It increases empathy.
In fact, the recent buzz among scientists has emphasized the critical importance of "mirror neurons" in neuroscientific dialogue. "Mirror neurons increase our capacity for empathy, enabling our brains to intuit more powerfully what others may be feeling or experiencing in a given moment. Since meditation has been shown specifically to enhance empathy, it can also make us more intuitive and present during sex," notes Baglan. Psychiatrist and wellness coach Tina Chadda, MD, agrees: "Think of meditation as mindfulness—paying attention on purpose in the present moment. It's a way to use all of our senses to keep sex an immensely pleasurable experience. When you are aware and even more attentive to touch, taste, smell, sound, texture, and temperature, each aspect adds another dimension to the sexual experience."
It boosts intimacy.
"I like to think of meditation as intimacy with ourselves," says Baglan. "It's all about showing up in the present moment to be connected with our experiences. Strip away your thoughts, feelings, assumptions, and judgments that keep you at a distance. Since meditation is about practicing intimacy with ourselves, it also helps to strengthen our muscles to be intimate in other contexts."
Now, here's how to do it.
When you have a free moment during the day or before a romantic night with your partner, begin by inhaling and exhaling. Do this until you begin to feel "united with all that is around you," instructs Chadda. She says this will help you give in to the ebb and flow during sex by allowing you to feel vulnerable and open.
"Then, visualize an unlit candle. Take a few deep breaths. As time passes, visualize a flame spark up as you inhale through your nose, exhale softly through your mouth, tuning into the sound of your breath. Feel yourself consciously shedding layers of shyness, shame, resistance, and fear."
This post was originally published on May 8, 2017.

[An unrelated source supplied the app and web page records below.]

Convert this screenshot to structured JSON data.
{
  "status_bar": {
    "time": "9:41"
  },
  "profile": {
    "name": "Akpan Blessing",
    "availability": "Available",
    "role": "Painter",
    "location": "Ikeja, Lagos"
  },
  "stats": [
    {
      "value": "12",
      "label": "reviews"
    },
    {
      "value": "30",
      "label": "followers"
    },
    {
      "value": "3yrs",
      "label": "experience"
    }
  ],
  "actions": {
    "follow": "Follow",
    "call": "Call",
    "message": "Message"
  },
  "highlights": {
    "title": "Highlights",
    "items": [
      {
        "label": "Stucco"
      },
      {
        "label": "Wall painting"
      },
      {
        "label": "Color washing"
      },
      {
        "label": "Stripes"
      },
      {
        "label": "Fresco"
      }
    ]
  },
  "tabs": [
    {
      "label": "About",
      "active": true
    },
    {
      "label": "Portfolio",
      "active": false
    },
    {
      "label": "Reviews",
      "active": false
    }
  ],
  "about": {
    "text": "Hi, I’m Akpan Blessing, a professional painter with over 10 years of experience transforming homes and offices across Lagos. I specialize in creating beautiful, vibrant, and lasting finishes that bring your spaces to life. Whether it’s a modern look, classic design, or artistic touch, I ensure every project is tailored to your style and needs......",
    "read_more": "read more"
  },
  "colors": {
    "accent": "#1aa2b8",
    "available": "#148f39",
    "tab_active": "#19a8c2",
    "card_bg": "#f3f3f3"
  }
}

This article is provided for informational purposes only and is not intended to be used in the place of advice of your physician or other medical professionals. You should always consult with your doctor or healthcare provider first with any health-related questions. See our full health disclaimer here.